*** INPUT DATA Section Begins ***

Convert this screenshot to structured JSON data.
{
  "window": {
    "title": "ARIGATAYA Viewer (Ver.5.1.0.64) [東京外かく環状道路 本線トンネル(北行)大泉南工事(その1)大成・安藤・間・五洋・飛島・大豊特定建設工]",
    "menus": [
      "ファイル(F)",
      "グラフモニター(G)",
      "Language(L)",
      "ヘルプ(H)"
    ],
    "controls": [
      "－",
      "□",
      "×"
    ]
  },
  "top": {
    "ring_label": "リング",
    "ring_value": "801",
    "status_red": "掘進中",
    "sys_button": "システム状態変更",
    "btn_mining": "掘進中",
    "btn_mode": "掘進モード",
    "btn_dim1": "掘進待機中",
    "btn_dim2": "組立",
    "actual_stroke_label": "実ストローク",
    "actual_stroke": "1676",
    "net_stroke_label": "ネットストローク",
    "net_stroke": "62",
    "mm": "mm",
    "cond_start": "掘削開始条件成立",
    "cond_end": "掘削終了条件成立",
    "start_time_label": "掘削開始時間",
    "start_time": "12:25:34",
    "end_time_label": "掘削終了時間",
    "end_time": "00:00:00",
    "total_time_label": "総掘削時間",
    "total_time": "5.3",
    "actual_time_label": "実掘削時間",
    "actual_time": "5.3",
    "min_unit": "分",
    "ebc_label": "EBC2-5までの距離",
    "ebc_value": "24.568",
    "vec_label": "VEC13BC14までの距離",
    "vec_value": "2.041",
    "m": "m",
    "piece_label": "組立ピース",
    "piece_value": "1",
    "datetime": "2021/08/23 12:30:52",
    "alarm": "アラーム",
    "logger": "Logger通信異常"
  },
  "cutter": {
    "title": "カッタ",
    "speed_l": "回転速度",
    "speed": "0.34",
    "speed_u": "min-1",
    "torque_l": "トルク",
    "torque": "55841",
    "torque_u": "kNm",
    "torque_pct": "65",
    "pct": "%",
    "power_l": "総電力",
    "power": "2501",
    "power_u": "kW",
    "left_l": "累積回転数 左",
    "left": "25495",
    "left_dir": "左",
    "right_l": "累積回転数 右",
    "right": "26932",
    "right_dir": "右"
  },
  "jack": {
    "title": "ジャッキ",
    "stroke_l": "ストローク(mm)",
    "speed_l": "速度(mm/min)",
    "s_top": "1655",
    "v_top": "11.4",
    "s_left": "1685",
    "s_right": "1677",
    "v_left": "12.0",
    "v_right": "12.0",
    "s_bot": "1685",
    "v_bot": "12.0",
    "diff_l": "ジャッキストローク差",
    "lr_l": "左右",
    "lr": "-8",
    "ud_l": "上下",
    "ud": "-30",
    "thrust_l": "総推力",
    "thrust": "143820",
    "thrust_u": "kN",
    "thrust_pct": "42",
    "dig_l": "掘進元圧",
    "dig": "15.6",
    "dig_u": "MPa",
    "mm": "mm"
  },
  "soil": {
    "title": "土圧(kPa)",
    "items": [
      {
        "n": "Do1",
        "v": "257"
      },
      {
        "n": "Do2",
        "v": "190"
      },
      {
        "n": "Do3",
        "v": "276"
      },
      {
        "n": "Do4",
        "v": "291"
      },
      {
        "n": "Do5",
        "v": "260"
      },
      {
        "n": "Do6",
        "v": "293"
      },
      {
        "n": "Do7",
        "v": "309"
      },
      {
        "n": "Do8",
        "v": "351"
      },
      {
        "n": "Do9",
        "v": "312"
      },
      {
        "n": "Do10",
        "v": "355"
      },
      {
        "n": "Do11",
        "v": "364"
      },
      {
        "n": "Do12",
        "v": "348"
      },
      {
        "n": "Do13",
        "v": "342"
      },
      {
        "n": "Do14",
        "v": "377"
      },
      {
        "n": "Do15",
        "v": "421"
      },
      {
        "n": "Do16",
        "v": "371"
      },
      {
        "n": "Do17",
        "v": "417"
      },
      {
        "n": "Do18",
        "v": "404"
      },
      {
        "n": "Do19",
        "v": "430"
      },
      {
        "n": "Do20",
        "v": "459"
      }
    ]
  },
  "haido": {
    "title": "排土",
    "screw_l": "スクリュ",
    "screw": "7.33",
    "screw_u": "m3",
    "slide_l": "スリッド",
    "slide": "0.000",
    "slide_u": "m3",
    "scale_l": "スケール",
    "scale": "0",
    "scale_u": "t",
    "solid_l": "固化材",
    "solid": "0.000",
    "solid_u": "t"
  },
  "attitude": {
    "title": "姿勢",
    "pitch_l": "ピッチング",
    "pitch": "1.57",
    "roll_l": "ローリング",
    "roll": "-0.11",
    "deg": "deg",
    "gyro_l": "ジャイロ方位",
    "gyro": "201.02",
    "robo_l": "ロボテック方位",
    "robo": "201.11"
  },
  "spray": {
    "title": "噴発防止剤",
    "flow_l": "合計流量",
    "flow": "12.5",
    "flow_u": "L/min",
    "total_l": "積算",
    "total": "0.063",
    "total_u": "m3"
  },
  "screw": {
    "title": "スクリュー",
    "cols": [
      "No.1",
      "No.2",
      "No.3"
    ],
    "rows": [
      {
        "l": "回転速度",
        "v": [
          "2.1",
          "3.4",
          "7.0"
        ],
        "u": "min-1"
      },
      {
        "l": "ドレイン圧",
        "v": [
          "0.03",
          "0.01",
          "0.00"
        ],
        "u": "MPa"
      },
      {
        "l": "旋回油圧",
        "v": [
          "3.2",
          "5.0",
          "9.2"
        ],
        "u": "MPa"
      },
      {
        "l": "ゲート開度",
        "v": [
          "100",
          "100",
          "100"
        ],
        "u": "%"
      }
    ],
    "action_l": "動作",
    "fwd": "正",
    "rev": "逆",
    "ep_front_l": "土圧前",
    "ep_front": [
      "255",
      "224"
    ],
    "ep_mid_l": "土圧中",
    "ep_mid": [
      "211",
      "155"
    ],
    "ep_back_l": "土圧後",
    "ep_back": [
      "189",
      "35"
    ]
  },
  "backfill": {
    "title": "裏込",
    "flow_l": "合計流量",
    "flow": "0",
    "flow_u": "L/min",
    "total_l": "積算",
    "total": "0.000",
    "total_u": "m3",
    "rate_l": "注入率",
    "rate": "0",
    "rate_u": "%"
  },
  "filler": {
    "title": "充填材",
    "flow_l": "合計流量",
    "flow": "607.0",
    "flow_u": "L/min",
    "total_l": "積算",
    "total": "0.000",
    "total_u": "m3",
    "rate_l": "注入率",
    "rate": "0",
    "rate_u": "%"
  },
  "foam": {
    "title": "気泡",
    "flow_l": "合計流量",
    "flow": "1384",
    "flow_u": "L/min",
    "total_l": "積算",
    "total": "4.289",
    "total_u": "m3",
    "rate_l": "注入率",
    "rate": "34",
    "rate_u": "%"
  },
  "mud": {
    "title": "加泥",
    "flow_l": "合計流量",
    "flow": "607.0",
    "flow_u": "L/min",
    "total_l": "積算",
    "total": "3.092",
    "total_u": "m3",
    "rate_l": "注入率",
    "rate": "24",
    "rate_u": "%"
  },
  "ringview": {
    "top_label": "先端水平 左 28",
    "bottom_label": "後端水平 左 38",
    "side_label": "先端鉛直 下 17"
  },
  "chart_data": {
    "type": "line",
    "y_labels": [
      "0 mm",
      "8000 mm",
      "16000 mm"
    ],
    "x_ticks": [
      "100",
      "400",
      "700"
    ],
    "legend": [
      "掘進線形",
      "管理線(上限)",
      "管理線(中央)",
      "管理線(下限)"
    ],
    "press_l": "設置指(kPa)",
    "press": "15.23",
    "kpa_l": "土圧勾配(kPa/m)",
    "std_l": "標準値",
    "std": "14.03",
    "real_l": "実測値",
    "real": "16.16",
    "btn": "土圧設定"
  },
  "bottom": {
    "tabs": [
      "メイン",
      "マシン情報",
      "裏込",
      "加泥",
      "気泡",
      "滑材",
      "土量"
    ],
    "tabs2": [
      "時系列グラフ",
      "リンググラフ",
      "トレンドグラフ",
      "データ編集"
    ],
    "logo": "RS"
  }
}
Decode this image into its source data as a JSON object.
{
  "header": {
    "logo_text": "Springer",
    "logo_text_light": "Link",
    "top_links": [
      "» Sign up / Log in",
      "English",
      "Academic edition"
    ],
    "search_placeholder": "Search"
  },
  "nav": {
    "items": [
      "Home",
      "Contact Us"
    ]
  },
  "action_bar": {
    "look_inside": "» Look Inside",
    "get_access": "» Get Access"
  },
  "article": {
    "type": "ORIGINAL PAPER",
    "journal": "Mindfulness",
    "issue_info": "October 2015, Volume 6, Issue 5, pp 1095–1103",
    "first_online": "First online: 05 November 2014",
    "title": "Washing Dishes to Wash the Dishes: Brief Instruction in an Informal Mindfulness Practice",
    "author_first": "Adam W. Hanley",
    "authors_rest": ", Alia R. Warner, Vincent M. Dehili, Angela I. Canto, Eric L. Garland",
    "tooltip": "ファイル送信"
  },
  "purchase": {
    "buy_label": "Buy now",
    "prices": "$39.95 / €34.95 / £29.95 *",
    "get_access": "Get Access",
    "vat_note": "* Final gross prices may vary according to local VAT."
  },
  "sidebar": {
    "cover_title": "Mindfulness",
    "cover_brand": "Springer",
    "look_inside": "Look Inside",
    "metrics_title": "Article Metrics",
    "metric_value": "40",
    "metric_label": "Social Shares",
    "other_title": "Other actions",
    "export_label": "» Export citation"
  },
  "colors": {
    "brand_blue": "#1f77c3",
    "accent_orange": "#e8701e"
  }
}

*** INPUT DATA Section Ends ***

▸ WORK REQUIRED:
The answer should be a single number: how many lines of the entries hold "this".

▸ REPLY TO THE EXERCISE:
2